  • Managed Services – hire a company to take over legacy support; includes Help Desk duties, end-user support and, in some cases, server maintenance and upgrades 
  • A combination of the staff augmentation and managed services 
  • Keep the existing support team and hire on new team members who already have the prerequisite Epic skillset 

The What 

Determining what is done today for support and by whom and when is extremely important. What is included now and what will be re-evaluated or not included in the future? 

  • What will be the ‘must haves’ and what can be removed if anything? 
  • If outsourcing, what does that support model look like? 
  • What upgrades to the legacy system will be made? 
  • What will be the process for newly acquired affiliates? Will new implementations continue? 
  • What is the messaging to the end users of the legacy support? 
  • What is the implementation timeline for the legacy systems to move to the new system? 
  • What are the alternatives if the affiliates decide to not move to Epic?  
  • What is the roll-off strategy? 
  • What will happen to the existing support team? 

The When

Mapping out what exactly needs to be done and when, for both ongoing support and maintenance as well as the implementation timeline for the new system, is necessary for success. Be sure to answer the following questions before beginning the implementation process for Epic Connect:
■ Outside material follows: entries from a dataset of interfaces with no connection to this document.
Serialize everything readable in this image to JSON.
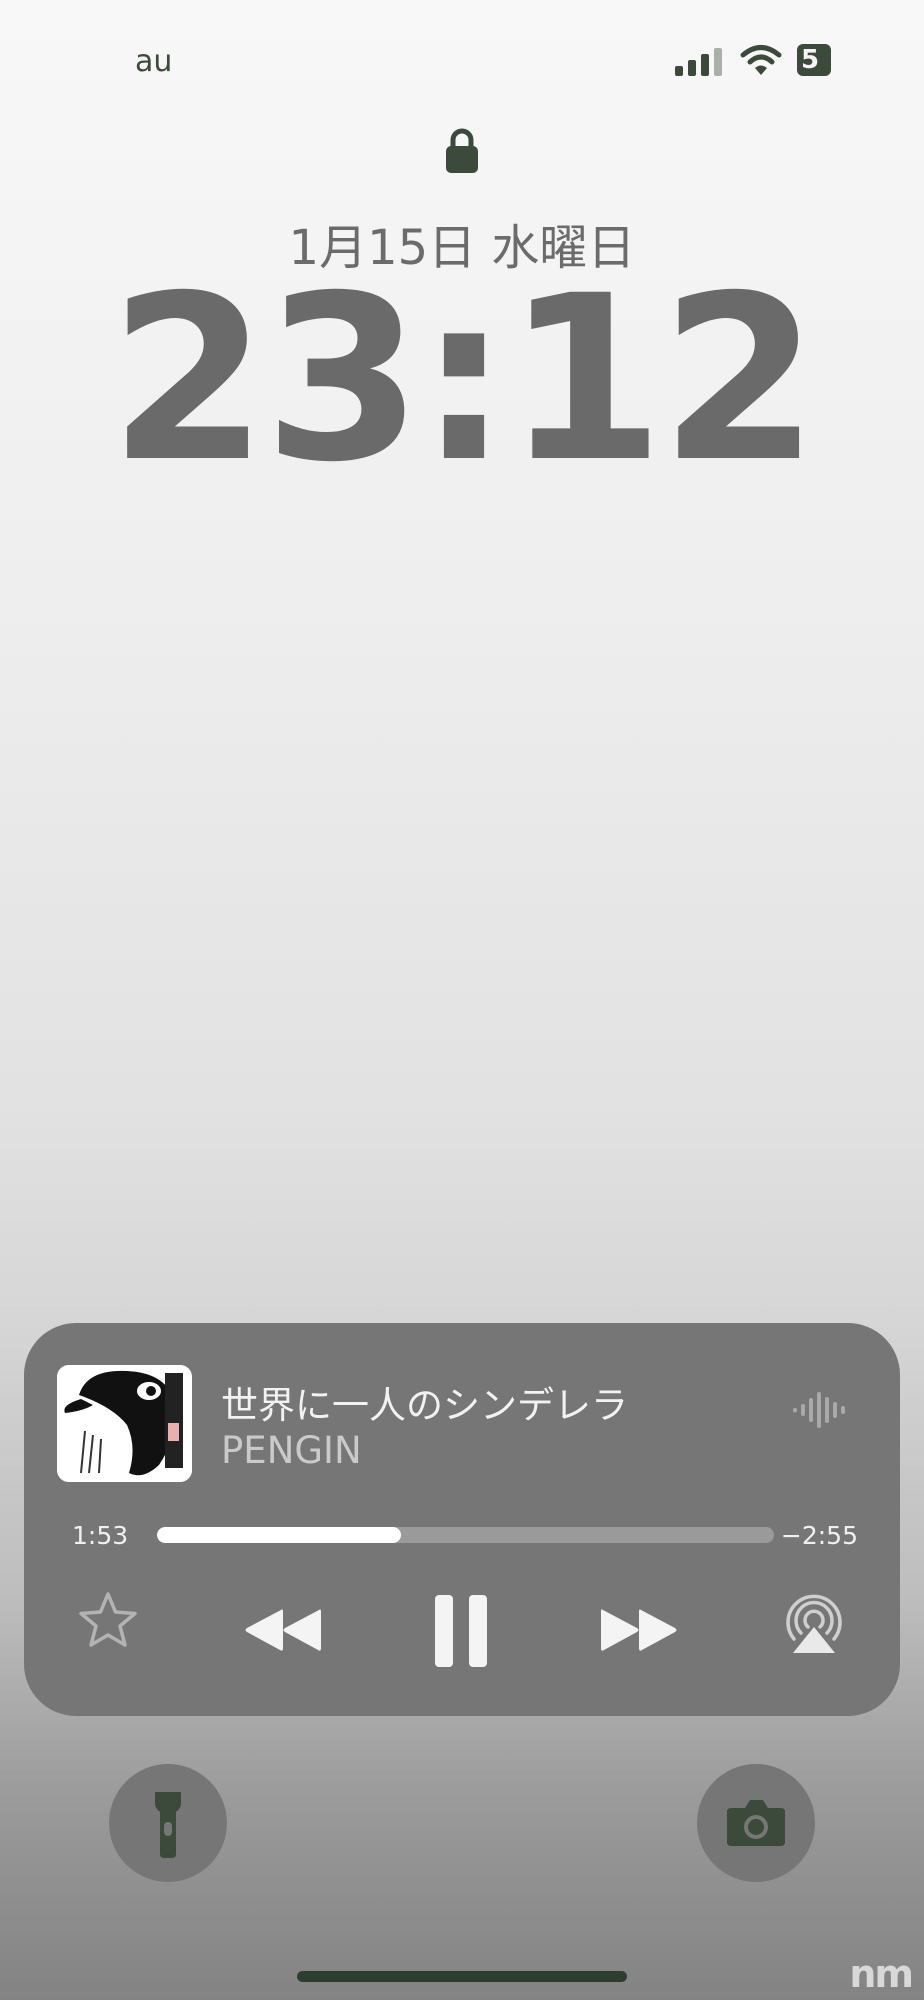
{
  "status_bar": {
    "carrier": "au",
    "battery": "5",
    "signal_bars": 4
  },
  "lock_screen": {
    "date": "1月15日 水曜日",
    "time": "23:12"
  },
  "now_playing": {
    "title": "世界に一人のシンデレラ",
    "artist": "PENGIN",
    "elapsed": "1:53",
    "remaining": "−2:55",
    "progress": 0.395,
    "controls": [
      "favorite-star",
      "rewind",
      "pause",
      "fast-forward",
      "airplay"
    ]
  },
  "quick_actions": [
    "flashlight",
    "camera"
  ],
  "watermark": "nm",
  "colors": {
    "status_icons": "#3c4a3c",
    "clock_text": "#6a6a6a",
    "card_bg": "#767676",
    "progress_fill": "#ffffff"
  }
}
  • When will upgrades be stopped?
  • When do new implementations cease to be done?  
  • When will legacy support cease? Is there a timeline for this? If so, what is it? 
  • When is the first implementation for the new system taking place? How many affiliates will be implemented at once? What resources will be needed for that? 

These are just some of the questions to ask when implementing Epic Connect, along with hundreds more. Always keep in mind the people. It is the most precious resource of all. Without people, nothing is possible.  There are some big advantages to keeping existing staff and training them in the new system. The existing teams will remain in play; they already know the organization and the nuances which may make for a better implementation and build experience during planning sessions. They know the history and why something is done a certain way. It also supplies an avenue for the existing staff to have an opportunity for professional growth which creates a positive, encouraging environment. It builds camaraderie from the beginning of the project as everyone learns together.  

Final Thoughts on Implementing Epic Connect

There are also some serious considerations to think about as well. Existing team members will need to oversee and train those coming onboard whether they are new or temporary. There is always the added cost associated with hiring people (temporary or as an FTE). Most importantly, how the the legacy support structure will look like at the beginning, middle and end of the project needs to be determined. This allows for a ramping up period and then an exit strategy for the legacy support and moving to ongoing support for the new system. 

The journey to implementing Epic Connect is a long and hard one, but in the end (if that’s even a thing), everyone will come out on the other side a little bit better.